APPA also offered comments on the categories of jurisdictional and non-jurisdictional waters referenced in the pre-proposal notice.
For example, APPA said the Waste Treatment System (WTS) exclusion is long-standing, and has been in place since 1979, including in the 2015 Clean Water Rule. APPA expressed support for the continued exclusion of WTS from the WOTUS definition.
APPA did not support the inclusion of ditches as a WOTUS that did not have a direct connection to tributaries that contribute surface water flow to a WOTUS, or ditches that did not have a direct connection to lakes, ponds, and impoundments of jurisdictional waters, and wetlands adjacent to other jurisdictional waters.
Public Power Utilities Need A Clear WOTUS Definition
EPA and the Corps have indicated they plan to first propose a rulemaking that would put into place the pre-2015 WOTUS Rule regulations, “as amended to be consistent with relevant Supreme Court decisions.”
APPA said it has concerns with the agencies’ stated intent to propose a return to the pre-2015 regulations. “The pre-2015 regulations are overbroad in some respects and left substantial room for discretion and case-by-case variation.”

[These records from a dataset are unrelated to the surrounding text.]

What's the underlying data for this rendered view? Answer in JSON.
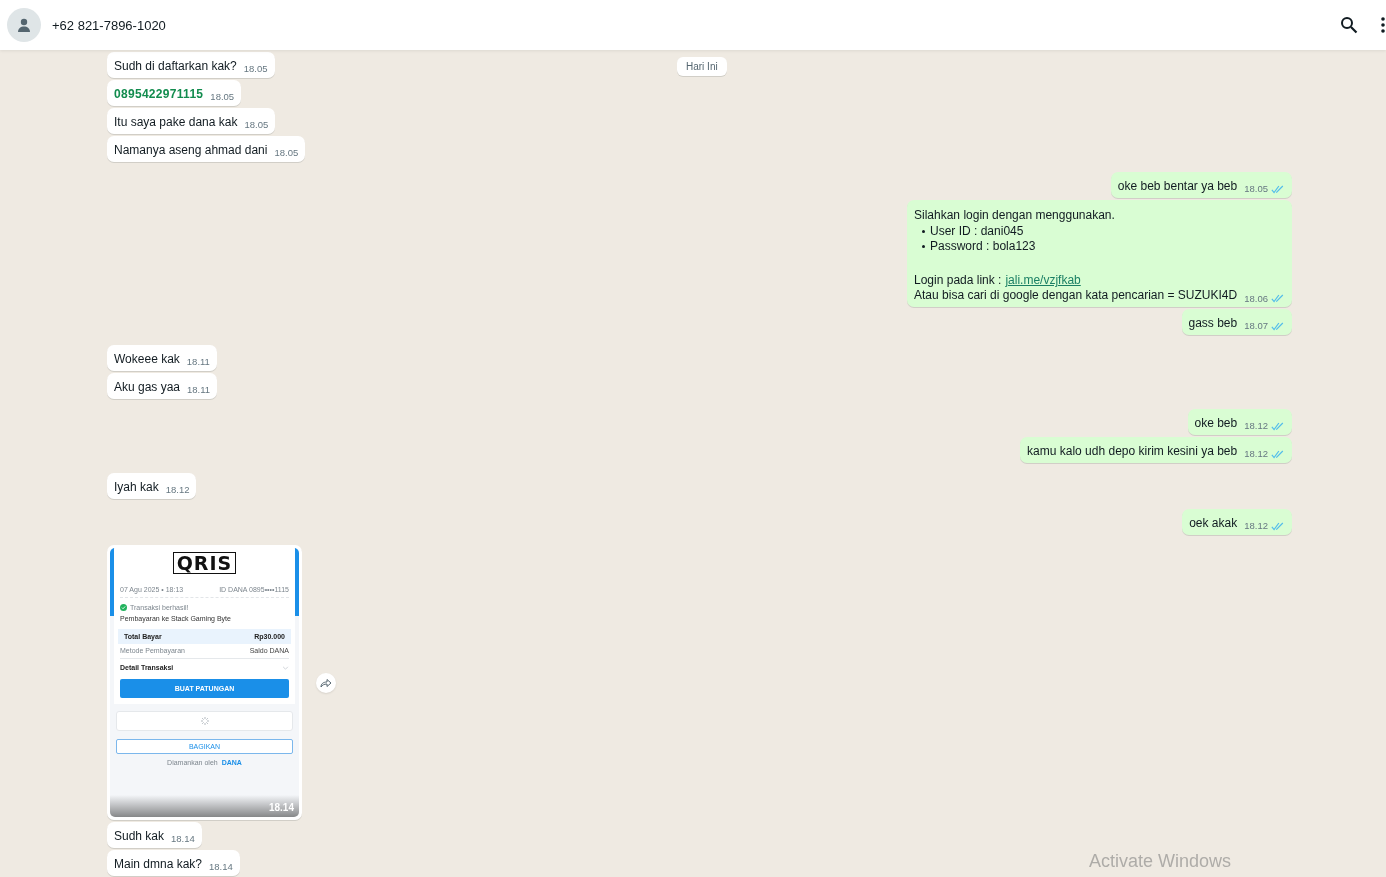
{
  "header": {
    "contact": "+62 821-7896-1020"
  },
  "date_chip": "Hari Ini",
  "messages": [
    {
      "outgoing": false,
      "kind": "text",
      "text": "Sudh di daftarkan kak?",
      "time": "18.05"
    },
    {
      "outgoing": false,
      "kind": "phone",
      "text": "0895422971115",
      "time": "18.05"
    },
    {
      "outgoing": false,
      "kind": "text",
      "text": "Itu saya pake dana kak",
      "time": "18.05"
    },
    {
      "outgoing": false,
      "kind": "text",
      "text": "Namanya aseng ahmad dani",
      "time": "18.05"
    },
    {
      "outgoing": true,
      "kind": "text",
      "text": "oke beb bentar ya beb",
      "time": "18.05",
      "read": true
    },
    {
      "outgoing": true,
      "kind": "formatted",
      "intro": "Silahkan login dengan menggunakan.",
      "items": [
        "User ID : dani045",
        "Password : bola123"
      ],
      "link_label": "Login pada link :",
      "link": "jali.me/vzjfkab",
      "footer": "Atau bisa cari di google dengan kata pencarian = SUZUKI4D",
      "time": "18.06",
      "read": true
    },
    {
      "outgoing": true,
      "kind": "text",
      "text": "gass beb",
      "time": "18.07",
      "read": true
    },
    {
      "outgoing": false,
      "kind": "text",
      "text": "Wokeee kak",
      "time": "18.11"
    },
    {
      "outgoing": false,
      "kind": "text",
      "text": "Aku gas yaa",
      "time": "18.11"
    },
    {
      "outgoing": true,
      "kind": "text",
      "text": "oke beb",
      "time": "18.12",
      "read": true
    },
    {
      "outgoing": true,
      "kind": "text",
      "text": "kamu kalo udh depo kirim kesini ya beb",
      "time": "18.12",
      "read": true
    },
    {
      "outgoing": false,
      "kind": "text",
      "text": "Iyah kak",
      "time": "18.12"
    },
    {
      "outgoing": true,
      "kind": "text",
      "text": "oek akak",
      "time": "18.12",
      "read": true
    },
    {
      "outgoing": false,
      "kind": "image",
      "time": "18.14",
      "receipt": {
        "logo": "QRIS",
        "date": "07 Agu 2025 • 18:13",
        "account": "ID DANA 0895••••1115",
        "status": "Transaksi berhasil!",
        "merchant": "Pembayaran ke Stack Gaming Byte",
        "total_label": "Total Bayar",
        "total": "Rp30.000",
        "method_label": "Metode Pembayaran",
        "method": "Saldo DANA",
        "details_label": "Detail Transaksi",
        "primary_button": "BUAT PATUNGAN",
        "share_button": "BAGIKAN",
        "footer": "Diamankan oleh",
        "footer_brand": "DANA"
      }
    },
    {
      "outgoing": false,
      "kind": "text",
      "text": "Sudh kak",
      "time": "18.14"
    },
    {
      "outgoing": false,
      "kind": "text",
      "text": "Main dmna kak?",
      "time": "18.14"
    }
  ],
  "os_notice": "Activate Windows"
}
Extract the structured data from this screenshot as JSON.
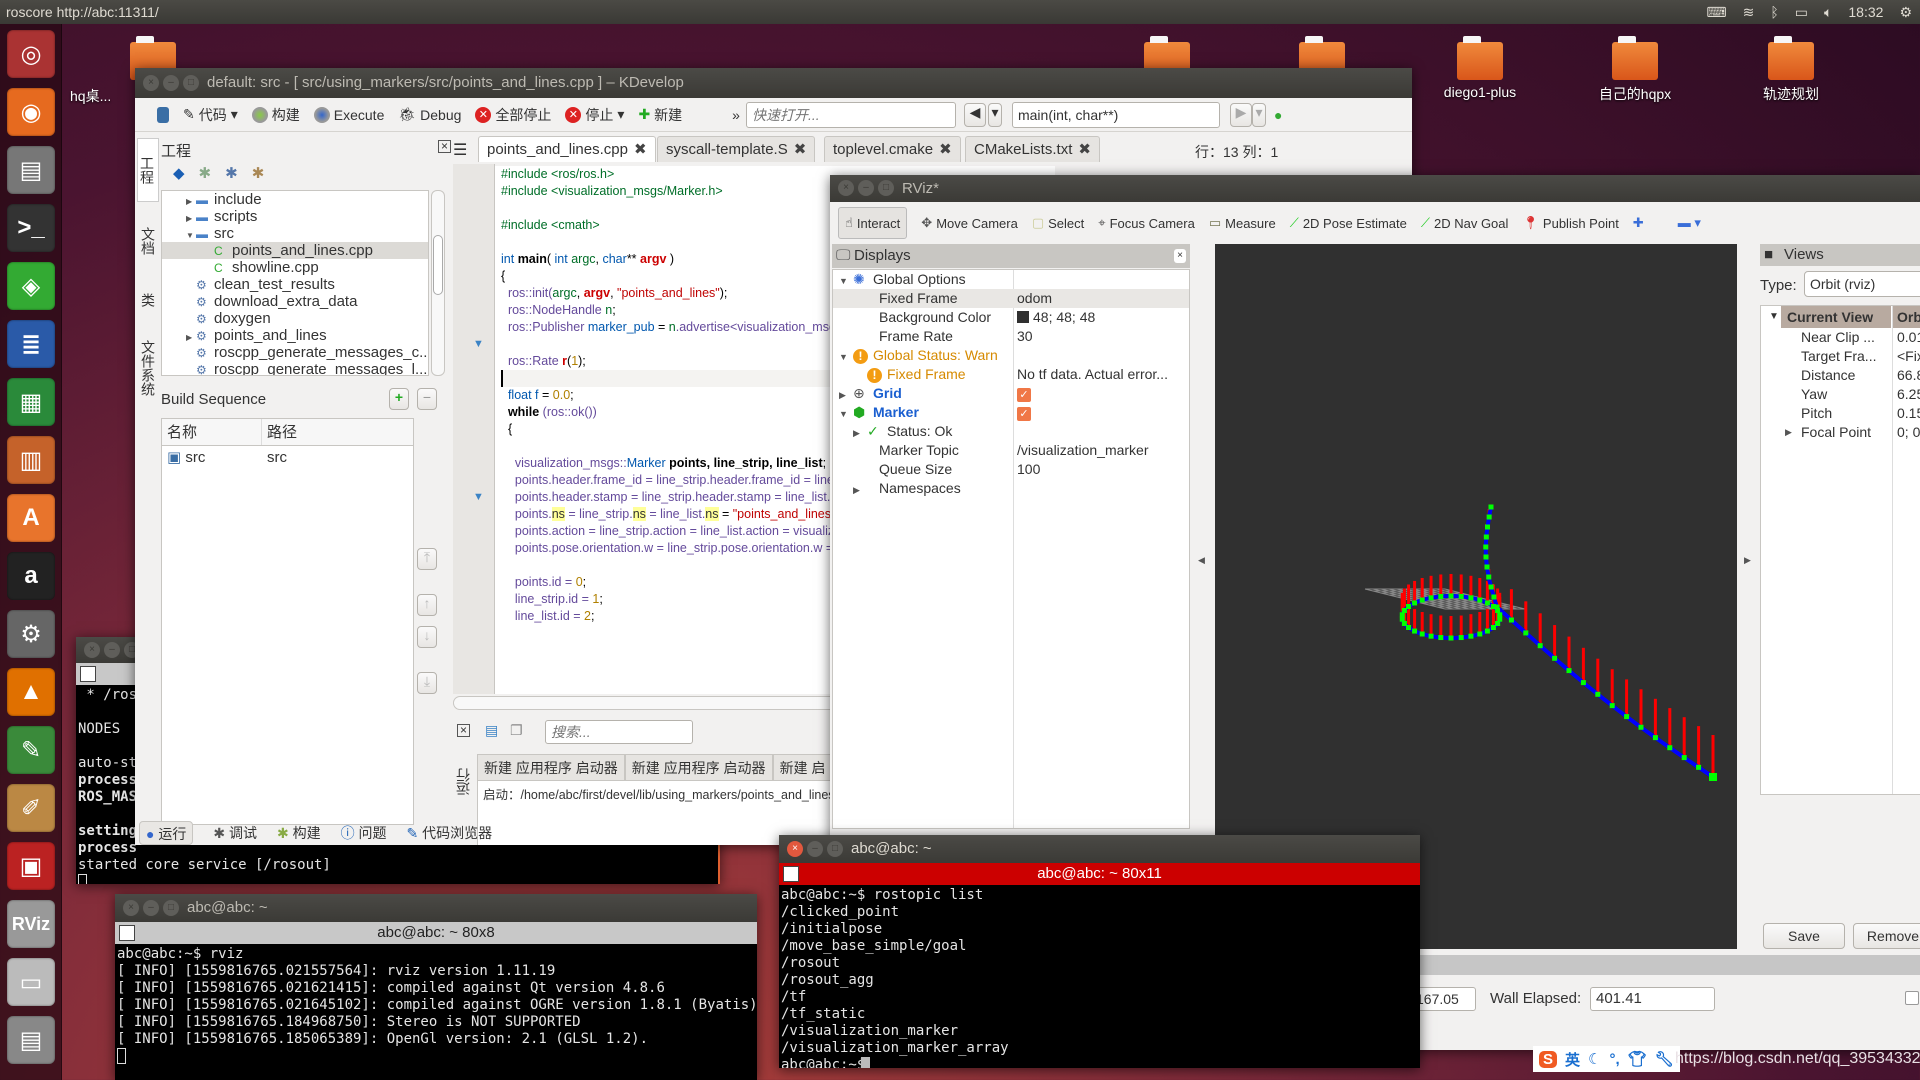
{
  "topbar": {
    "title": "roscore http://abc:11311/",
    "clock": "18:32",
    "tray_icons": [
      "keyboard-icon",
      "wifi-icon",
      "bluetooth-icon",
      "battery-icon",
      "volume-icon",
      "gear-icon"
    ]
  },
  "launcher": {
    "items": [
      "ubuntu-dash-icon",
      "firefox-icon",
      "files-icon",
      "terminal-icon",
      "network-icon",
      "writer-icon",
      "calc-icon",
      "impress-icon",
      "software-center-icon",
      "amazon-icon",
      "system-settings-icon",
      "vlc-icon",
      "text-editor-icon",
      "paint-icon",
      "workspace-icon",
      "rviz-icon",
      "drive-icon",
      "trash-icon"
    ],
    "rviz_label": "RViz"
  },
  "desktop": {
    "icons": [
      {
        "label": "hq桌..."
      },
      {
        "label": ""
      },
      {
        "label": ""
      },
      {
        "label": "diego1-plus"
      },
      {
        "label": "自己的hqpx"
      },
      {
        "label": "轨迹规划"
      }
    ]
  },
  "kdevelop": {
    "title": "default:  src - [ src/using_markers/src/points_and_lines.cpp ] – KDevelop",
    "toolbar": {
      "code": "代码",
      "build": "构建",
      "execute": "Execute",
      "debug": "Debug",
      "stop_all": "全部停止",
      "stop": "停止",
      "new": "新建",
      "more": "»",
      "quick_open_placeholder": "快速打开...",
      "function": "main(int, char**)"
    },
    "side_tabs": [
      "工程",
      "文档",
      "类",
      "文件系统"
    ],
    "project": {
      "title": "工程",
      "tree": [
        {
          "label": "include",
          "indent": 1,
          "arrow": "▶",
          "icon": "folder"
        },
        {
          "label": "scripts",
          "indent": 1,
          "arrow": "▶",
          "icon": "folder"
        },
        {
          "label": "src",
          "indent": 1,
          "arrow": "▼",
          "icon": "folder"
        },
        {
          "label": "points_and_lines.cpp",
          "indent": 2,
          "arrow": "",
          "icon": "cpp",
          "selected": true
        },
        {
          "label": "showline.cpp",
          "indent": 2,
          "arrow": "",
          "icon": "cpp"
        },
        {
          "label": "clean_test_results",
          "indent": 1,
          "arrow": "",
          "icon": "target"
        },
        {
          "label": "download_extra_data",
          "indent": 1,
          "arrow": "",
          "icon": "target"
        },
        {
          "label": "doxygen",
          "indent": 1,
          "arrow": "",
          "icon": "target"
        },
        {
          "label": "points_and_lines",
          "indent": 1,
          "arrow": "▶",
          "icon": "target"
        },
        {
          "label": "roscpp_generate_messages_c...",
          "indent": 1,
          "arrow": "",
          "icon": "target"
        },
        {
          "label": "roscpp_generate_messages_l...",
          "indent": 1,
          "arrow": "",
          "icon": "target"
        }
      ]
    },
    "build_sequence": {
      "title": "Build Sequence",
      "columns": [
        "名称",
        "路径"
      ],
      "rows": [
        [
          "src",
          "src"
        ]
      ]
    },
    "tabs": [
      {
        "label": "points_and_lines.cpp",
        "active": true
      },
      {
        "label": "syscall-template.S"
      },
      {
        "label": "toplevel.cmake"
      },
      {
        "label": "CMakeLists.txt"
      }
    ],
    "cursor_pos": "行：13 列：1",
    "code": [
      [
        [
          "#include <ros/ros.h>",
          "pp"
        ]
      ],
      [
        [
          "#include <visualization_msgs/Marker.h>",
          "pp"
        ]
      ],
      [],
      [
        [
          "#include <cmath>",
          "pp"
        ]
      ],
      [],
      [
        [
          "int ",
          "kw"
        ],
        [
          "main",
          "fn"
        ],
        [
          "( ",
          "d"
        ],
        [
          "int ",
          "kw"
        ],
        [
          "argc",
          "v"
        ],
        [
          ", ",
          "d"
        ],
        [
          "char",
          "kw"
        ],
        [
          "** ",
          "d"
        ],
        [
          "argv",
          "r"
        ],
        [
          " )",
          "d"
        ]
      ],
      [
        [
          "{",
          "d"
        ]
      ],
      [
        [
          "  ros::init(",
          "p"
        ],
        [
          "argc",
          "v"
        ],
        [
          ", ",
          "d"
        ],
        [
          "argv",
          "r"
        ],
        [
          ", ",
          "d"
        ],
        [
          "\"points_and_lines\"",
          "str"
        ],
        [
          ");",
          "d"
        ]
      ],
      [
        [
          "  ros::NodeHandle ",
          "p"
        ],
        [
          "n",
          "v"
        ],
        [
          ";",
          "d"
        ]
      ],
      [
        [
          "  ros::Publisher ",
          "p"
        ],
        [
          "marker_pub",
          "n"
        ],
        [
          " = ",
          "d"
        ],
        [
          "n",
          "v"
        ],
        [
          ".advertise<visualization_msgs::M",
          "p"
        ]
      ],
      [],
      [
        [
          "  ros::Rate ",
          "p"
        ],
        [
          "r",
          "r"
        ],
        [
          "(",
          "d"
        ],
        [
          "1",
          "num"
        ],
        [
          ");",
          "d"
        ]
      ],
      [],
      [
        [
          "  float ",
          "kw"
        ],
        [
          "f",
          "n"
        ],
        [
          " = ",
          "d"
        ],
        [
          "0.0",
          "num"
        ],
        [
          ";",
          "d"
        ]
      ],
      [
        [
          "  while",
          "fn"
        ],
        [
          " (ros::ok())",
          "p"
        ]
      ],
      [
        [
          "  {",
          "d"
        ]
      ],
      [],
      [
        [
          "    visualization_msgs::",
          "p"
        ],
        [
          "Marker ",
          "n"
        ],
        [
          "points, line_strip, line_list",
          "fn"
        ],
        [
          ";",
          "d"
        ]
      ],
      [
        [
          "    points.header.frame_id = line_strip.header.frame_id = line_lis",
          "p"
        ]
      ],
      [
        [
          "    points.header.stamp = line_strip.header.stamp = line_list.hea",
          "p"
        ]
      ],
      [
        [
          "    points.",
          "p"
        ],
        [
          "ns",
          "hl"
        ],
        [
          " = line_strip.",
          "p"
        ],
        [
          "ns",
          "hl"
        ],
        [
          " = line_list.",
          "p"
        ],
        [
          "ns",
          "hl"
        ],
        [
          " = ",
          "d"
        ],
        [
          "\"points_and_lines\"",
          "str"
        ],
        [
          ";",
          "d"
        ]
      ],
      [
        [
          "    points.action = line_strip.action = line_list.action = visualizatio",
          "p"
        ]
      ],
      [
        [
          "    points.pose.orientation.w = line_strip.pose.orientation.w = lin",
          "p"
        ]
      ],
      [],
      [
        [
          "    points.id = ",
          "p"
        ],
        [
          "0",
          "num"
        ],
        [
          ";",
          "d"
        ]
      ],
      [
        [
          "    line_strip.id = ",
          "p"
        ],
        [
          "1",
          "num"
        ],
        [
          ";",
          "d"
        ]
      ],
      [
        [
          "    line_list.id = ",
          "p"
        ],
        [
          "2",
          "num"
        ],
        [
          ";",
          "d"
        ]
      ]
    ],
    "output": {
      "search_placeholder": "搜索...",
      "tabs": [
        "新建 应用程序 启动器",
        "新建 应用程序 启动器",
        "新建 启"
      ],
      "text": "启动：/home/abc/first/devel/lib/using_markers/points_and_lines",
      "side_label": "运行"
    },
    "bottom_tabs": [
      "运行",
      "调试",
      "构建",
      "问题",
      "代码浏览器"
    ]
  },
  "rviz": {
    "title": "RViz*",
    "tools": [
      "Interact",
      "Move Camera",
      "Select",
      "Focus Camera",
      "Measure",
      "2D Pose Estimate",
      "2D Nav Goal",
      "Publish Point"
    ],
    "displays": {
      "title": "Displays",
      "rows": [
        {
          "key": "Global Options",
          "value": "",
          "indent": 0,
          "arrow": "▼",
          "icon": "gear",
          "style": ""
        },
        {
          "key": "Fixed Frame",
          "value": "odom",
          "indent": 1,
          "arrow": "",
          "icon": "",
          "style": "sel"
        },
        {
          "key": "Background Color",
          "value": "48; 48; 48",
          "indent": 1,
          "arrow": "",
          "icon": "",
          "style": "",
          "swatch": "#303030"
        },
        {
          "key": "Frame Rate",
          "value": "30",
          "indent": 1,
          "arrow": "",
          "icon": "",
          "style": ""
        },
        {
          "key": "Global Status: Warn",
          "value": "",
          "indent": 0,
          "arrow": "▼",
          "icon": "warn",
          "style": "warn"
        },
        {
          "key": "Fixed Frame",
          "value": "No tf data.  Actual error...",
          "indent": 1,
          "arrow": "",
          "icon": "warn",
          "style": "warn"
        },
        {
          "key": "Grid",
          "value": "",
          "indent": 0,
          "arrow": "▶",
          "icon": "grid",
          "style": "blue",
          "checked": true
        },
        {
          "key": "Marker",
          "value": "",
          "indent": 0,
          "arrow": "▼",
          "icon": "marker",
          "style": "blue",
          "checked": true
        },
        {
          "key": "Status: Ok",
          "value": "",
          "indent": 1,
          "arrow": "▶",
          "icon": "check",
          "style": ""
        },
        {
          "key": "Marker Topic",
          "value": "/visualization_marker",
          "indent": 1,
          "arrow": "",
          "icon": "",
          "style": ""
        },
        {
          "key": "Queue Size",
          "value": "100",
          "indent": 1,
          "arrow": "",
          "icon": "",
          "style": ""
        },
        {
          "key": "Namespaces",
          "value": "",
          "indent": 1,
          "arrow": "▶",
          "icon": "",
          "style": ""
        }
      ]
    },
    "views": {
      "title": "Views",
      "type_label": "Type:",
      "type_value": "Orbit (rviz)",
      "current_view": "Current View",
      "current_view_value": "Orb",
      "rows": [
        {
          "key": "Near Clip ...",
          "value": "0.01"
        },
        {
          "key": "Target Fra...",
          "value": "<Fix"
        },
        {
          "key": "Distance",
          "value": "66.8"
        },
        {
          "key": "Yaw",
          "value": "6.25"
        },
        {
          "key": "Pitch",
          "value": "0.15"
        },
        {
          "key": "Focal Point",
          "value": "0; 0",
          "arrow": "▶"
        }
      ],
      "save": "Save",
      "remove": "Remove"
    },
    "time": {
      "ros_elapsed_value": "167.05",
      "wall_elapsed_label": "Wall Elapsed:",
      "wall_elapsed_value": "401.41"
    },
    "colors": {
      "background": "#303030",
      "points": "#00ff00",
      "line_strip": "#0000ff",
      "line_list": "#ff0000"
    }
  },
  "terminals": {
    "roscore": {
      "lines": [
        " * /ros",
        "",
        "NODES",
        "",
        "auto-st",
        "process",
        "ROS_MAS",
        "",
        "setting",
        "process",
        "started core service [/rosout]"
      ]
    },
    "rviz": {
      "title": "abc@abc: ~",
      "header": "abc@abc: ~ 80x8",
      "lines": [
        "abc@abc:~$ rviz",
        "[ INFO] [1559816765.021557564]: rviz version 1.11.19",
        "[ INFO] [1559816765.021621415]: compiled against Qt version 4.8.6",
        "[ INFO] [1559816765.021645102]: compiled against OGRE version 1.8.1 (Byatis)",
        "[ INFO] [1559816765.184968750]: Stereo is NOT SUPPORTED",
        "[ INFO] [1559816765.185065389]: OpenGl version: 2.1 (GLSL 1.2)."
      ]
    },
    "rostopic": {
      "title": "abc@abc: ~",
      "header": "abc@abc: ~ 80x11",
      "lines": [
        "abc@abc:~$ rostopic list",
        "/clicked_point",
        "/initialpose",
        "/move_base_simple/goal",
        "/rosout",
        "/rosout_agg",
        "/tf",
        "/tf_static",
        "/visualization_marker",
        "/visualization_marker_array",
        "abc@abc:~$ "
      ]
    }
  },
  "ime": {
    "label": "英",
    "watermark": "https://blog.csdn.net/qq_39534332"
  }
}
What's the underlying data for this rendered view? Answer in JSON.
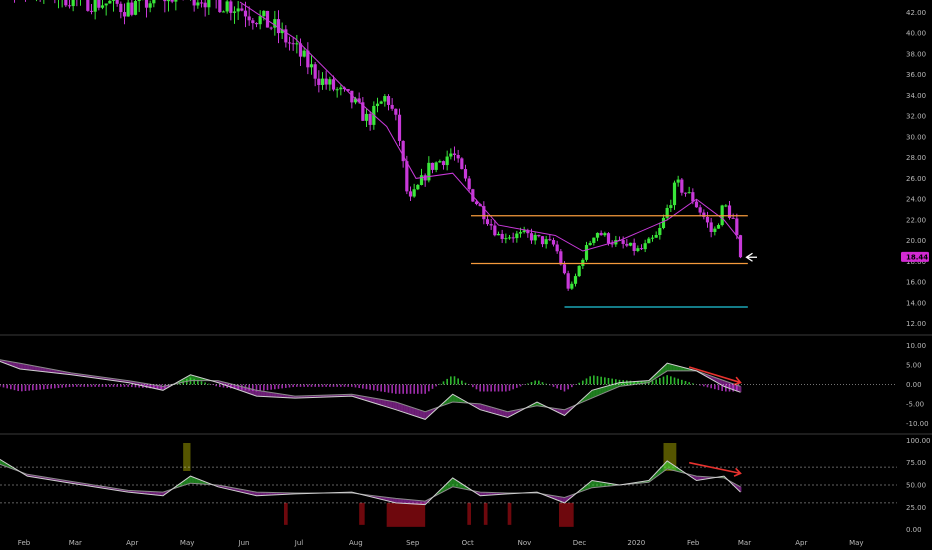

In addition, application of the pre-2015 regulations were complicated by the use of guidance documents that attempted to address Supreme Court precedent. The agencies then intend to propose a second rule that builds on the pre-2015 WOTUS regulatory foundation.
“Unclear regulatory definitions that depend on case-by-case analyses or overly expansive definitions increase costs and make it more difficult to build needed infrastructure, which could undermine the President’s goal to improve resiliency of infrastructure from climate change and improve access to clean, safe water, transportation, and electricity and broadband for low-income and disadvantaged communities,” APPA said.
The development of renewable generation resources “requires investment in critical transmission and distribution power lines, transformers, and substations to connect the new intermittent resources to the grid.” Whether it is a new, existing, or a retired generating unit, maintenance and construction is regularly performed on stormwater conveyances, other water management systems, waste management/treatment, building equipment pads and Oil Spill Prevention, Control, and Countermeasures (SPCC) containment areas, the trade group pointed out.
Moreover, nearly every program administered under the CWA relies on determining the location and geographical boundaries of WOTUS.
APPA also said that a new WOTUS rule should be developed with consideration of the role states play in water and water management, noting that the CWA “is steeped in cooperative federalism, state and local governments have invested substantial resources to understand water resources and processes to delineate water features within their states.” The Act also provides states a vital role in implementing the CWA.
The development of a new WOTUS definition must preserve traditional state powers and provide clear boundaries between state and federal jurisdiction, APPA argued.
The trade group said a new WOTUS rule “should recognize that clear boundaries are necessary to allow states to effectively regulate land and water use within their borders. States must have the ability to identify which waters are and are not subject to federal CWA regulation. Clear jurisdictional lines are critical to efficient administration of the Act and to meet the government’s obligation to provide fair notice to regulated entities, particularly considering the civil and criminal penalties imposed by the CWA. Without clarity, the definition has the potential to result in inconsistent application or enforcement.”